By David S. Broder (THE WASHINGTON POST, 03/09/06):
Congress returns for a final preelection push this week, with few of its members believing there is much hope of salvaging some real accomplishments from this dismal session.
In an interview last week, one of the Republican leaders of the House told me that in the 21 districts he visited during the August recess, including those in his own Midwestern state, immigration vies with Iraq as a matter of major concern to the voters. Does that mean, I asked, that you’re likely to try to complete a final version of the immigration reform bill, endorsed by President Bush and passed in different forms by the House and Senate?
“No,” said the GOP leader, who spoke without attribution in the interest of candor. “The voters would rather we get it done right than done fast. I don’t look for any action in September.”
“Fast” is not exactly the adjective that comes to mind to describe a legislative package that cleared the House about nine months ago and that came out of the Senate back in May.
In a normal legislative process, the differing bills would be sent to a conference committee of representatives and senators who would work out the differences and send their product on for final votes and a presidential signature. But there is so little agreement between the two Republican-controlled chambers — and so little trust among the members — that they would rather disagree and delay than compromise.
And, politically, they find it safer. As the Republican leader told me, “House Republicans can go home and campaign on the bill the House passed,” even though the problem of illegal immigration is left unsolved.
This is but one example of the failures that led Thomas E. Mann of the Brookings Institution and Norman J. Ornstein of the American Enterprise Institute to title their recently published volume “The Broken Branch: How Congress Is Failing America and How to Get It Back on Track.”
The two eminent scholars cite many other instances of institutional damage — from runaway budgets to the lobbying scandals to the near abandonment of effective oversight of executive agencies.

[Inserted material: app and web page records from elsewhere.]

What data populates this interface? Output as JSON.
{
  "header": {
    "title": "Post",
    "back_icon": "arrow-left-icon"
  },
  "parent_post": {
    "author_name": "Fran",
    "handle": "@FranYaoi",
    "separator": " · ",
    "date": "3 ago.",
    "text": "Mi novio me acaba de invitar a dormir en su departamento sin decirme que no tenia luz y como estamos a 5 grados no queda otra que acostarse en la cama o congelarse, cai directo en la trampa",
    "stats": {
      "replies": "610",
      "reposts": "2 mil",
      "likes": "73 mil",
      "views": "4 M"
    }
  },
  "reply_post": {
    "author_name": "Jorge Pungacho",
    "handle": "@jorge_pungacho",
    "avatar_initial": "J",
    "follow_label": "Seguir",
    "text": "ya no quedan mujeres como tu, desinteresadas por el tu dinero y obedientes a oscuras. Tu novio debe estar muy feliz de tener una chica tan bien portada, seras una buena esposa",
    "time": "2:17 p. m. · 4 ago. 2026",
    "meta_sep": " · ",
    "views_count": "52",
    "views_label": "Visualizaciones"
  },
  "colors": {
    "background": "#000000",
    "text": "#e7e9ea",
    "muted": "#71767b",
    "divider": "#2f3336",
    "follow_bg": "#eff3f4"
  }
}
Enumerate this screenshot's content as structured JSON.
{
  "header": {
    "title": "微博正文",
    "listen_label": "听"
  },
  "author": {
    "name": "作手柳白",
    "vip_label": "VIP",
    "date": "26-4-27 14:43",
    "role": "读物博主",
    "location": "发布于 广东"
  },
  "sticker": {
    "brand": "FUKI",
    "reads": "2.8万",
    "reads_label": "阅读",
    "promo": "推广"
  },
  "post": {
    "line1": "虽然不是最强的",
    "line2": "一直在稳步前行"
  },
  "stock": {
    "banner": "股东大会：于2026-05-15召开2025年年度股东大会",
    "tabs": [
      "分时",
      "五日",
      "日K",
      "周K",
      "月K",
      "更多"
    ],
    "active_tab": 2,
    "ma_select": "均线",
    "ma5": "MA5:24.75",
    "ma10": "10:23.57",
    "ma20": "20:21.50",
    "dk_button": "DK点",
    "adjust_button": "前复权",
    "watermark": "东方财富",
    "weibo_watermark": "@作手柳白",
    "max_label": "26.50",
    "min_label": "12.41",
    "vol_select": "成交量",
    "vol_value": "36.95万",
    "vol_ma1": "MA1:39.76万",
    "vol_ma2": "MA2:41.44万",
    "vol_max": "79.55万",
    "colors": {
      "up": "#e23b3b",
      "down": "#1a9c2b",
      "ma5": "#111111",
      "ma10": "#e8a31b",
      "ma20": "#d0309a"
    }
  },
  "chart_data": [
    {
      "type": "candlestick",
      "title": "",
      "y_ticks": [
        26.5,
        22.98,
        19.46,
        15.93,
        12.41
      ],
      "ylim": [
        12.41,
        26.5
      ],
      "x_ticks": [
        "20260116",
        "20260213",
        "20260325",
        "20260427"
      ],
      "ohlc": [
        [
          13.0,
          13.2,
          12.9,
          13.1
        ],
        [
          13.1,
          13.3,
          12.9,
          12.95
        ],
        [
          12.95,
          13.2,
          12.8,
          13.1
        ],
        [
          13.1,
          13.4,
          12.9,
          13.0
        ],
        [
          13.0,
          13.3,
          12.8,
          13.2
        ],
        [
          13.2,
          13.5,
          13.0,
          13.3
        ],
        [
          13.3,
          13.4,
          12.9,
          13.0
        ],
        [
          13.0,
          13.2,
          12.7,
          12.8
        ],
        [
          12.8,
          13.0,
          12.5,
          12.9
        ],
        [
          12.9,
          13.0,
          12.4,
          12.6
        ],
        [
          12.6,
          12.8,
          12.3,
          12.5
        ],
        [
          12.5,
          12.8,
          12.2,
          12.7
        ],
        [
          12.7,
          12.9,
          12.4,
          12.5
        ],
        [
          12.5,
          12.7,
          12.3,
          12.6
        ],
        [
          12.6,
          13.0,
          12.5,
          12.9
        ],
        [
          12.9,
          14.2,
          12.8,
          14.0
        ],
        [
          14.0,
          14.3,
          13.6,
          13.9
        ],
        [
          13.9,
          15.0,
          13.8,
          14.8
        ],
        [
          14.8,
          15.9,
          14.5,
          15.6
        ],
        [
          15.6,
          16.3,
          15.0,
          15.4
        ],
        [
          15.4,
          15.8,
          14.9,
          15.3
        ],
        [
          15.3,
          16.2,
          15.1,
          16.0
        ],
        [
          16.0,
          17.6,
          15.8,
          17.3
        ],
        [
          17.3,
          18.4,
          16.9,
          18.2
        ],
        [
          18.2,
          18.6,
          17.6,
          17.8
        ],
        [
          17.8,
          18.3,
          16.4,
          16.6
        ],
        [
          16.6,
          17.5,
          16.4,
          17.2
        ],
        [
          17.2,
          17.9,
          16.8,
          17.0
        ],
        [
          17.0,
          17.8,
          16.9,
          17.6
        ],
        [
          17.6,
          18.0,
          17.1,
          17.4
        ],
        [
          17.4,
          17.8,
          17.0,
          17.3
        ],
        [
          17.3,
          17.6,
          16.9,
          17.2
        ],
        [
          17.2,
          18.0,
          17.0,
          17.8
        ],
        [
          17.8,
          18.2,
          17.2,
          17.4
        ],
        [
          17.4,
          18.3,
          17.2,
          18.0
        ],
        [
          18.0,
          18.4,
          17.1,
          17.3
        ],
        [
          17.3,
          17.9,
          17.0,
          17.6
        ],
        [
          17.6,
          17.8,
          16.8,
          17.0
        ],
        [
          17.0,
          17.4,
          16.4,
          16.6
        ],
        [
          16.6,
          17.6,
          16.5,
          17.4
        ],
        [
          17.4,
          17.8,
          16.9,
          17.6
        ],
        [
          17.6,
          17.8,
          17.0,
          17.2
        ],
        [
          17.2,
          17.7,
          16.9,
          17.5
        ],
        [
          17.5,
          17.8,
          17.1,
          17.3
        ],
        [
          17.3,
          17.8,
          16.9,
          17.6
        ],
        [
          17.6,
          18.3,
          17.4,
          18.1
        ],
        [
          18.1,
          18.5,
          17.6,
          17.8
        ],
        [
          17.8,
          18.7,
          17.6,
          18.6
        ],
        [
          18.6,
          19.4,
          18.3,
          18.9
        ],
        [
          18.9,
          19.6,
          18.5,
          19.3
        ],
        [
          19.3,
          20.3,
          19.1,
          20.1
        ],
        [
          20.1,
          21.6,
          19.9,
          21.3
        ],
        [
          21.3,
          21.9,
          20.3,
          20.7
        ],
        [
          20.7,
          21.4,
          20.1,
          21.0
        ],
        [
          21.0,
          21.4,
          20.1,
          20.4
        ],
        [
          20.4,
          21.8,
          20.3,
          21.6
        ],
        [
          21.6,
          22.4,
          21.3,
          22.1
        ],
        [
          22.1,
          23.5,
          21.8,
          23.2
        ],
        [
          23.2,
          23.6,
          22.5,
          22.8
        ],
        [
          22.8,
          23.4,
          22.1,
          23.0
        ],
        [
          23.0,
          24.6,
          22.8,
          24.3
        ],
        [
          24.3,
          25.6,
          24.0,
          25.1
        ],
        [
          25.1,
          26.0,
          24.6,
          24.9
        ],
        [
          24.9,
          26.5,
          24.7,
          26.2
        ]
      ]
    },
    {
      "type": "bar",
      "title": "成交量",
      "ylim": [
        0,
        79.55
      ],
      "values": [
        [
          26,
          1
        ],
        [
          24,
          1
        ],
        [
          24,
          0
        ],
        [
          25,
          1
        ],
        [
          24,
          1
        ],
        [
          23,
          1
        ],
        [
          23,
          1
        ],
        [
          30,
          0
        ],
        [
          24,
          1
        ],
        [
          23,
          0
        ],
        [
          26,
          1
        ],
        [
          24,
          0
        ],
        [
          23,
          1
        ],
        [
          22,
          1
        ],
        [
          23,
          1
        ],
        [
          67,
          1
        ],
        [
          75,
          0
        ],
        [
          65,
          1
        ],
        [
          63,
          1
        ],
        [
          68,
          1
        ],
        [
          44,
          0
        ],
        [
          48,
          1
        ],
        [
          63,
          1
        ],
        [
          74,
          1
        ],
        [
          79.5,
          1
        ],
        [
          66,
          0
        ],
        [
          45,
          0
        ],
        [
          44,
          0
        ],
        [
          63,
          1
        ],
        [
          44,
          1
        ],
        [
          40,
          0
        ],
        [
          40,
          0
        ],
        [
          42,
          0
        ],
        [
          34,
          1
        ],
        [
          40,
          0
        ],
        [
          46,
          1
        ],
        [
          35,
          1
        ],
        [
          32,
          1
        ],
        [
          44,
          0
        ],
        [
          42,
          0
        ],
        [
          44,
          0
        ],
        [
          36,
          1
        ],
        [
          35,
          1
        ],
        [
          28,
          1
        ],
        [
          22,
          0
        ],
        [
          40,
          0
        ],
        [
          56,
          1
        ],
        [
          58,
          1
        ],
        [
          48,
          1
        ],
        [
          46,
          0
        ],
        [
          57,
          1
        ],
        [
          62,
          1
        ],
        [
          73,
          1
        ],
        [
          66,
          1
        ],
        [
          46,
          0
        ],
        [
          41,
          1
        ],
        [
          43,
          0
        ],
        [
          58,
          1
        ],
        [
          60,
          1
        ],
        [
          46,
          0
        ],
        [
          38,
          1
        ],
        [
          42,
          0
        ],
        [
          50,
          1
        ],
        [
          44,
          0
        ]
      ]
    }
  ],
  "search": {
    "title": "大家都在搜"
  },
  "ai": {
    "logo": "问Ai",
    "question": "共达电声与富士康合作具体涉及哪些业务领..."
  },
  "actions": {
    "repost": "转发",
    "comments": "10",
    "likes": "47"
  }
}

They write as two men who love Congress and admire many who work there. But they say that “over the past two decades, we have become more and more dismayed at the course of Congress. Our unease began with the Democrats in charge of both houses, when a combination of their arrogance after thirty-plus years in the majority and the increasingly shrill frustration of Republicans who chafed under their seemingly permanent minority status was creating strains different and more ominous than any we had seen before.”
When the Republicans took over in 1994, they promised needed reforms, “but it did not take long before those promises went by the boards, and practices that were more unsettling than those of the Democrats became the norms.” Rules were bent, votes held open, committees sidestepped and communications between the parties cut off — all in the interests of “moving” the GOP agenda and the president’s program, once George Bush arrived in the White House.
The result, they write, has been the increasing enfeeblement of the legislative branch, its abandonment of its proper constitutional role as the first branch of government — and the loss of both pride and a sense of institutional responsibility.
How else do you explain Congress’s impotence and inaction, not just on immigration but on energy, health care and the war in Iraq?
What Mann and Ornstein fear is that, if Democrats regain a majority in the House this fall, they may be tempted to use the same kind of bullying tactics on Republicans that Republicans have employed these past 12 years. That would in turn prolong the policy gridlock and further weaken the already shabby reputation of Congress.
But a new election means new faces — and possibly a new spirit on Capitol Hill. Mann and Ornstein have a number of specific changes to suggest in congressional rules and procedures — and in lobbying regulations. But their main point is simple. We need an infusion of men and women committed to Congress as an institution — to engaging with each other seriously enough to search out and find areas of agreement and to join hands with each other to insist on the rights and prerogatives of the nation’s legislature, not make it simply an echo chamber of presidential politics.
That ought to be the criterion by which candidates are judged in this election season.